low

low
A region of relatively low pressure depicted by more or less circular and concentric isobars surrounding the center where the pressure is the lowest. The size of the low circulation may be as few as tens of yards (meters) as in a tornado, or it may be a few hundred miles (kilometers) as in a cyclone. A low is the first stage of a developing weather system. With deepening of the system, it becomes a depression, and, with further growth, it can form into a cyclone.

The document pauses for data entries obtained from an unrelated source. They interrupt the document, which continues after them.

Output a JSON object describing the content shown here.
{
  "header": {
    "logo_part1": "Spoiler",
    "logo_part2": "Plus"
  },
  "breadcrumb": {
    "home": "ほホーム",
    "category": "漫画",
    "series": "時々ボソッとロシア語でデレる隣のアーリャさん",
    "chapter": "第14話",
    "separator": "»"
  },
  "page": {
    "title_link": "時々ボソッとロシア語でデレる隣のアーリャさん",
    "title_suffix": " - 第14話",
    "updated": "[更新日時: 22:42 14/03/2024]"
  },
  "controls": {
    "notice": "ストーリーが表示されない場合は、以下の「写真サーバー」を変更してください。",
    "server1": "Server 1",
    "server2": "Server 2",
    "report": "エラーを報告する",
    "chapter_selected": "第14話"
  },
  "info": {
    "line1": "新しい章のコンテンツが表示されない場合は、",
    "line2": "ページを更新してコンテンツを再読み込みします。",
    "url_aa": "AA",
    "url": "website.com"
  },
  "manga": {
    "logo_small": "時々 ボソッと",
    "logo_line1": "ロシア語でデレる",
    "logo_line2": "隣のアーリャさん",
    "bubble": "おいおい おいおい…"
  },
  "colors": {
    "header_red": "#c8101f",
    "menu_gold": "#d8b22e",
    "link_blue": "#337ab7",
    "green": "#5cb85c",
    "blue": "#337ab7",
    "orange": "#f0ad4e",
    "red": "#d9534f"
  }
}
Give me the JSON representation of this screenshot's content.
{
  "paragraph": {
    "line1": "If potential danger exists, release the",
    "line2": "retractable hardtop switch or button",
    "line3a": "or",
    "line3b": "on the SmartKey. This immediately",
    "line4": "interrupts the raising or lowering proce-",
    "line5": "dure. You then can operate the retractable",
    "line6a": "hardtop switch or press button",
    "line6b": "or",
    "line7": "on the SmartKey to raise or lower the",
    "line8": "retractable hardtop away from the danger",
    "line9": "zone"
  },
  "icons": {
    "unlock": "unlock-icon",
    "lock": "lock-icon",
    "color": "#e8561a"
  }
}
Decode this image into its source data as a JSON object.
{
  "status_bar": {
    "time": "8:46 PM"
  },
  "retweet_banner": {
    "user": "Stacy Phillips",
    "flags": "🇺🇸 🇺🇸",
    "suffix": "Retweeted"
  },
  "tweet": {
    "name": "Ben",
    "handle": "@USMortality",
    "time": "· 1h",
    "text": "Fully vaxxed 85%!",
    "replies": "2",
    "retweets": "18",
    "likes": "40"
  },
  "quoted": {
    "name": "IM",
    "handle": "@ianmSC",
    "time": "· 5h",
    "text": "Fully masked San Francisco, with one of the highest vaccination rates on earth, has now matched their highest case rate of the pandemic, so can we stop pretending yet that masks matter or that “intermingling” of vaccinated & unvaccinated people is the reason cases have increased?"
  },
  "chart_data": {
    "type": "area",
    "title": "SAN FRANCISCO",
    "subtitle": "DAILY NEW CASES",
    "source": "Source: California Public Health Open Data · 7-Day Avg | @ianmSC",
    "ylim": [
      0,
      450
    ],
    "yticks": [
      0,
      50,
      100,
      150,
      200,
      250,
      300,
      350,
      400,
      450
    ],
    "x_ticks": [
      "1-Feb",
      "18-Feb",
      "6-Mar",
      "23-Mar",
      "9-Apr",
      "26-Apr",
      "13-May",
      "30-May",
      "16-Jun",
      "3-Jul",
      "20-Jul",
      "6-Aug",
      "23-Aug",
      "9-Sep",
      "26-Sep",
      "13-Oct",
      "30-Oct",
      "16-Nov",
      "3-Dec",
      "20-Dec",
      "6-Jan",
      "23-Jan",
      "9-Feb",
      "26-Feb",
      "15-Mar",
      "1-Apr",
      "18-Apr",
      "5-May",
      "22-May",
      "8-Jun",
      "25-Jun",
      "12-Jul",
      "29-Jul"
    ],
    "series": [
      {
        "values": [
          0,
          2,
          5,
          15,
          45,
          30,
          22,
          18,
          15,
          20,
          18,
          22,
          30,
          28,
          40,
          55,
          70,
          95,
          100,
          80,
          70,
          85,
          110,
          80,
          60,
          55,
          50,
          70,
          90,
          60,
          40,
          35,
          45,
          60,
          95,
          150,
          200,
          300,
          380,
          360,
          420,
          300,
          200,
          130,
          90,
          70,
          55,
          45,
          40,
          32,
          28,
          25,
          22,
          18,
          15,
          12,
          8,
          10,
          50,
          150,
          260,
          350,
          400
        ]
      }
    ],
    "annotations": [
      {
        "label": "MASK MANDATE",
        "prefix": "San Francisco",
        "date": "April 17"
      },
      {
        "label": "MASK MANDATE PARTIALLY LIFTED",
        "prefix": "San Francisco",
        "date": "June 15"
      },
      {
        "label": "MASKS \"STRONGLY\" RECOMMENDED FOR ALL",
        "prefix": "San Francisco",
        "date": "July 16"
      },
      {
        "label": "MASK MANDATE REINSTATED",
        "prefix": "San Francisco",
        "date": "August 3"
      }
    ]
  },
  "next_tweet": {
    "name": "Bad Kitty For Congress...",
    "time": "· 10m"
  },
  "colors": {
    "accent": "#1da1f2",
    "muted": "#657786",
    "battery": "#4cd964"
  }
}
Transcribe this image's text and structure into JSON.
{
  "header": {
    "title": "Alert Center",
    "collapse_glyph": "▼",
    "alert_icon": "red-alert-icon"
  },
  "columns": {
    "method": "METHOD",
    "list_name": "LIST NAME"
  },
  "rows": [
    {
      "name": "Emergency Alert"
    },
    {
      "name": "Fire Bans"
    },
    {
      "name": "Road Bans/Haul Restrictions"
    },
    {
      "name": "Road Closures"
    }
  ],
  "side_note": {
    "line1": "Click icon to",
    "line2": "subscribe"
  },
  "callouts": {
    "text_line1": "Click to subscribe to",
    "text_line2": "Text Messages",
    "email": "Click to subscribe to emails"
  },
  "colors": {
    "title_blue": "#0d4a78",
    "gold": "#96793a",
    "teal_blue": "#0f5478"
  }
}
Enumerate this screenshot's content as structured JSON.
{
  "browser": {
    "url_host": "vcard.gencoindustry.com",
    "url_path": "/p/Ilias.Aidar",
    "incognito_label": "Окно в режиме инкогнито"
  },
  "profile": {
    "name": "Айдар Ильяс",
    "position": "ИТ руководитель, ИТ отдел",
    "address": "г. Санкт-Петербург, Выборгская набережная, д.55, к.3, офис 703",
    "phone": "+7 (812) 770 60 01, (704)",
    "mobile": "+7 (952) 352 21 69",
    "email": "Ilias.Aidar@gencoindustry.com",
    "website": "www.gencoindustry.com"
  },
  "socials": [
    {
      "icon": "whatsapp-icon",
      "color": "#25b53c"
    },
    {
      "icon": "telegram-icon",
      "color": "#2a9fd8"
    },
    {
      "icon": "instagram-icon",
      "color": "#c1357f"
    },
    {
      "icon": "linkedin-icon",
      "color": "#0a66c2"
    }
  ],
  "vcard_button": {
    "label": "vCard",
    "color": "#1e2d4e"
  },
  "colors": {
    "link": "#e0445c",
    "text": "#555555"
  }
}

In a low, the associated winds are up to 17 knots; in a depression, the speeds are from 17 to 27 knots; and, in a deep depression, they are up to 33 knots.
References in classic literature ?
He sat his mount as we sit a horse, grasping the animal's barrel with his lower limbs, while the hands of his two right arms held his immense spear low at the side of his mount; his two left arms were outstretched laterally to help preserve his balance, the thing he rode having neither bridle or reins of any description for guidance.
They were conversing together in low tones, and gesticulating and pointing toward me.
"'Tis some creature of the forest prowling around us in quest of food," he said, in a whisper, as soon as the low, and apparently distant sounds, which had startled the Mohicans, reached his own ears.
Low growls and angry snarls assailed our ears on every side as we hastened on and one by one the ferocious creatures answered the call of their mistress.
Tarzan made no articulate reply; but the two there with him heard a low growl break from those firm lips--a growl that sent a shudder through the frame of the girl and brought a pallor to the red face of the Hun and his hand to his pistol but even as he drew his weapon it was wrested from him and hurled through the blind and window to the yard beyond.
With a distinct catch in her breath, her voice sounded low and timid.
As the party was about to leave the table, they were approached by a tall, dignified Spaniard who bowed low, rather exaggeratedly low, Ned thought, and addressed them in fairly good English.
A beautiful air ran through the music, without ceasing, sometimes loud and strong, sometimes so soft that it could hardly be distinguished--but it was always there; it swung grandly along through the shrill whistling of the storm-wind, the rattling patter of the rain, and the boom and crash of the thunder; it wound soft and low through the lesser sounds, the distant ones, such as the throbbing of the convent bell, the melodious winding of the hunter's horn, the distressed bayings of his dogs, and the solemn chanting of the monks; it rose again, with a jubilant ring, and mingled itself with the country songs and dances of the peasants assembled in the convent hall to cheer up the rescued huntsman while he ate his supper.
A long, low shed showed ahead, grass-walled and grass-thatched, and it was from here that the noise proceeded.
At last she was able to take her eyes from the surf and gaze at the sea-horizon of deepest peacock-blue and piled with cloud-masses, at the curve of the beach south to the jagged point of rocks, and at the rugged blue mountains seen across soft low hills, landward, up Carmel Valley.
The brightest light in the sky was Venus, that swung low in the east.
The first stall was a large square one, shut in behind with a wooden gate; the others were common stalls, good stalls, but not nearly so large; it had a low rack for hay and a low manger for corn; it was called a loose box, because the horse that was put into it was not tied up, but left loose, to do as he liked.